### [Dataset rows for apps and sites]
⁂
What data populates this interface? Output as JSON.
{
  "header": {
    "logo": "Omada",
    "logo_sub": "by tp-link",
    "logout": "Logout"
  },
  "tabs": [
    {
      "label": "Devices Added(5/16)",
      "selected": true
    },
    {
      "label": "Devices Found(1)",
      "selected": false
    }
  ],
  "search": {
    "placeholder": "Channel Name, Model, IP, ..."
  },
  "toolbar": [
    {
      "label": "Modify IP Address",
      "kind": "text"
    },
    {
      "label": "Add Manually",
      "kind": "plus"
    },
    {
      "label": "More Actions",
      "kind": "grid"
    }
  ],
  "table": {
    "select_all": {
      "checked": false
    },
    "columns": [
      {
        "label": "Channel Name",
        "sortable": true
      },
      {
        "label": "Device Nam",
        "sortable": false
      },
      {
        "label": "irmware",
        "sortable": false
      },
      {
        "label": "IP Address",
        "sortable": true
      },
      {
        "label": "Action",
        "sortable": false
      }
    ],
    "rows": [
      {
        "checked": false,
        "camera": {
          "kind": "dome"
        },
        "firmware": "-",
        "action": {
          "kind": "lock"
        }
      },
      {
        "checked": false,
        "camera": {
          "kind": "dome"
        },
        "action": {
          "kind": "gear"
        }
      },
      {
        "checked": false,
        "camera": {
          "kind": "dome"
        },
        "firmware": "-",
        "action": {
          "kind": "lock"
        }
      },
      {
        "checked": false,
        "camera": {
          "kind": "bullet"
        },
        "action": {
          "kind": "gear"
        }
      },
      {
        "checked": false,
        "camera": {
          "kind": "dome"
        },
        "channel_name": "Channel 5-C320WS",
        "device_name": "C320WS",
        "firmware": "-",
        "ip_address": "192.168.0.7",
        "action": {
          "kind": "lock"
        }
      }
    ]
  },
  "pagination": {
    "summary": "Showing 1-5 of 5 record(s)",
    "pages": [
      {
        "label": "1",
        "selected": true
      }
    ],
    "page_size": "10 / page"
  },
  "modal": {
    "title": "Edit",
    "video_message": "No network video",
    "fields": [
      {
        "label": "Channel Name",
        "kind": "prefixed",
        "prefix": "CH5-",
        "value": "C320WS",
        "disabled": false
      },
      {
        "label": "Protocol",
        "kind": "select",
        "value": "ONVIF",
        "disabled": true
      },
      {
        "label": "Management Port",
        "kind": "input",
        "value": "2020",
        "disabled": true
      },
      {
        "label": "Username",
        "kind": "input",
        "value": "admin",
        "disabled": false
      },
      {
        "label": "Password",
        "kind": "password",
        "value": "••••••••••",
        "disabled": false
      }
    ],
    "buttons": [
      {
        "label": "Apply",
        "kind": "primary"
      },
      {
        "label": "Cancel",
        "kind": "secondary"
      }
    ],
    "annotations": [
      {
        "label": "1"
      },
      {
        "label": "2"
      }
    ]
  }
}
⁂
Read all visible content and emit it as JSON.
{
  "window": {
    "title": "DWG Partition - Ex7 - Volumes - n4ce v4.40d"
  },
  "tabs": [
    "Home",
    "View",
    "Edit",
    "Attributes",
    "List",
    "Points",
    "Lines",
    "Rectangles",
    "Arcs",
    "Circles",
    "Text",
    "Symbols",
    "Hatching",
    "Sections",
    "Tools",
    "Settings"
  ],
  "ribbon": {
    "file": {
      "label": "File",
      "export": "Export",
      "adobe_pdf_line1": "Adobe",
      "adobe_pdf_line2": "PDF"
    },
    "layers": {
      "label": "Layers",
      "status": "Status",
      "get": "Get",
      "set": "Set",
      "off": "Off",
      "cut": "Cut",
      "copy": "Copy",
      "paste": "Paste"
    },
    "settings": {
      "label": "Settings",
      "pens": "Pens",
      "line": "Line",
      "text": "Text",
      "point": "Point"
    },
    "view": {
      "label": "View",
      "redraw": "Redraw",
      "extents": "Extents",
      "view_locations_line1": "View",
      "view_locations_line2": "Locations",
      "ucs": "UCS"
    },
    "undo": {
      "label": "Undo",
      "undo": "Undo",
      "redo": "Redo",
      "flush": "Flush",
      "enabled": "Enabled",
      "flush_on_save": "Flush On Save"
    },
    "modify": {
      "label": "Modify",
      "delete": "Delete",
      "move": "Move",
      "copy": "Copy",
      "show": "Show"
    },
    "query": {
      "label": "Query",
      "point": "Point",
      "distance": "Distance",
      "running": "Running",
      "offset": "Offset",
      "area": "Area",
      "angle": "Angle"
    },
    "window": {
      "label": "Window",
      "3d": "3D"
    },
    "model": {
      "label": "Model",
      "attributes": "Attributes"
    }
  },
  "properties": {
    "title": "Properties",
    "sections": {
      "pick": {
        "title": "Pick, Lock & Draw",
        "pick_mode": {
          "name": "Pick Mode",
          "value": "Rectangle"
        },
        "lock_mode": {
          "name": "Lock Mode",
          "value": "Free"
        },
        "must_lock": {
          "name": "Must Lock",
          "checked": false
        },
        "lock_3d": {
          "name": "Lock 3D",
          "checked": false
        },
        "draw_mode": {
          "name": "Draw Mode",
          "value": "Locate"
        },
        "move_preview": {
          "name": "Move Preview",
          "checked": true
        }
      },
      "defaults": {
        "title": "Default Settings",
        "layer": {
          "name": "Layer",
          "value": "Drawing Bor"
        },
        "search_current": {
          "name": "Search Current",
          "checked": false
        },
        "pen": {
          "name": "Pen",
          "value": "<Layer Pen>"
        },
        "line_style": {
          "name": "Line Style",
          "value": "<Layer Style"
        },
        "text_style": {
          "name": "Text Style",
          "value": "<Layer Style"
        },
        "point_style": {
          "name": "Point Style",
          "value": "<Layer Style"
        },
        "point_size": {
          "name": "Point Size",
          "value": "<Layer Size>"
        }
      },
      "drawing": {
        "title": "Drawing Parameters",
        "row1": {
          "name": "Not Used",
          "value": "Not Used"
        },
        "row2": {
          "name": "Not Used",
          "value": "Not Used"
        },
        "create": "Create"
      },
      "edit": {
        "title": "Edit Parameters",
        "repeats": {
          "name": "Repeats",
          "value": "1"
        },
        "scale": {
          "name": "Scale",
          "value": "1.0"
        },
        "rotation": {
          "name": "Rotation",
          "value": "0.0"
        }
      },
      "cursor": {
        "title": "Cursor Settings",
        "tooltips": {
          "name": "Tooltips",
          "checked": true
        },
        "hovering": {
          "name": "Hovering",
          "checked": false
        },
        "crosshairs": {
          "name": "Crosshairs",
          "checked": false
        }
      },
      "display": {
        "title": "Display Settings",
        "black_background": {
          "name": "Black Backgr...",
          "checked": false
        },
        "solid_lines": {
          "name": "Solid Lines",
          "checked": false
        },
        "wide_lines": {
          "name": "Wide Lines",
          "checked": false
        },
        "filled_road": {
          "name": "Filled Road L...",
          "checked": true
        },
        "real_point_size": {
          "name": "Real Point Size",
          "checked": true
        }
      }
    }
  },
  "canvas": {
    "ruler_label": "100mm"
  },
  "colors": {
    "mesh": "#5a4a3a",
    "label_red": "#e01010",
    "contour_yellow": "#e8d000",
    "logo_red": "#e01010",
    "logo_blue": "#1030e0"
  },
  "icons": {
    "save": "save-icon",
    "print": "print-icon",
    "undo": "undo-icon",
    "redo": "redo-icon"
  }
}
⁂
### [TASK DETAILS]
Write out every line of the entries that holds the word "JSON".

### [SOLUTION TO THIS TASK]
What data populates this interface? Output as JSON.
Read all visible content and emit it as JSON.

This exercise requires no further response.